[Collection entries]
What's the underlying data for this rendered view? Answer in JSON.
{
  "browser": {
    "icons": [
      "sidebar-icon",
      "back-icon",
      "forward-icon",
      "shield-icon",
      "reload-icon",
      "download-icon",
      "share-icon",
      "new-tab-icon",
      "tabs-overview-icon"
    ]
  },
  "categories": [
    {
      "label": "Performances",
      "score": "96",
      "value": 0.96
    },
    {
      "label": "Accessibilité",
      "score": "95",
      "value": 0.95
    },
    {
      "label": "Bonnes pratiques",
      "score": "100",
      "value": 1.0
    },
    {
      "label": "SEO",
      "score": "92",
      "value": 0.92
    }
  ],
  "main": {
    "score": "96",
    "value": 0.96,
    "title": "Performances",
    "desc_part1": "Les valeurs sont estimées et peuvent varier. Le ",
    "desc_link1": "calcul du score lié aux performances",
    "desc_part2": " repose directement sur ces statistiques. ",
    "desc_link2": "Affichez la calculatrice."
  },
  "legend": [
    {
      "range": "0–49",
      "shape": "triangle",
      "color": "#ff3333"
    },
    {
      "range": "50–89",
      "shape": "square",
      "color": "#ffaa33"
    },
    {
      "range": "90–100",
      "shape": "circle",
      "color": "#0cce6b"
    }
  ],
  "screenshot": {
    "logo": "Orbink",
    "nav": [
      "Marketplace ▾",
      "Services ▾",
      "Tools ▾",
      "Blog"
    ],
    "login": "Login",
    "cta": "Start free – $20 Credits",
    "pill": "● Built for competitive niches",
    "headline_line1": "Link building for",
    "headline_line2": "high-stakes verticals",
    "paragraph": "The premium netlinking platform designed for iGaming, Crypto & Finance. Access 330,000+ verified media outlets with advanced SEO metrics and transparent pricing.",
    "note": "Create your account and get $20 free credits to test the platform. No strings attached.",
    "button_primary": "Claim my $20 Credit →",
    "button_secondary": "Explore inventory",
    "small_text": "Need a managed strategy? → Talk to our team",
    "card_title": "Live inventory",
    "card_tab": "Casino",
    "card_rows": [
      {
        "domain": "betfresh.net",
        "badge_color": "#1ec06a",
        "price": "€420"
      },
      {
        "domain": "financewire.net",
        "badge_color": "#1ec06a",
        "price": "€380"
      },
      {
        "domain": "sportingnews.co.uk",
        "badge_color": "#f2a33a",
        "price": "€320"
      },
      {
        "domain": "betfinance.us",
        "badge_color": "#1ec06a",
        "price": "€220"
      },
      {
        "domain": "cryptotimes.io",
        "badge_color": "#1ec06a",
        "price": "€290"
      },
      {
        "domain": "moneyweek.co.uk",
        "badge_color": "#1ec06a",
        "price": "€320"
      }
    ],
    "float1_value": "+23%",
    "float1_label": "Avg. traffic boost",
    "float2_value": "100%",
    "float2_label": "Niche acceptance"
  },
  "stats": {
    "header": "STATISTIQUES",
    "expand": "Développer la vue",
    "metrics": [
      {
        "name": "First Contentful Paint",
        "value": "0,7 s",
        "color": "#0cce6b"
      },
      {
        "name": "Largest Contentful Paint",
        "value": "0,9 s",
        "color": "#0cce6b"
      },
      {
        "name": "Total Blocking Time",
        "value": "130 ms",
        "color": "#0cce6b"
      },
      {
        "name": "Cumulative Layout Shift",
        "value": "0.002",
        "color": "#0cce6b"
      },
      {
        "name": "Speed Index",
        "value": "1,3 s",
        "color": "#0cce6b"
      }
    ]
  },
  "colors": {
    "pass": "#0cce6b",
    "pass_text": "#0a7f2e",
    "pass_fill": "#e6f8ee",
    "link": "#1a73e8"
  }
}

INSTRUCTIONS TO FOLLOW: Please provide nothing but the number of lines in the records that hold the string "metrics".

EXERCISE ANSWER: 2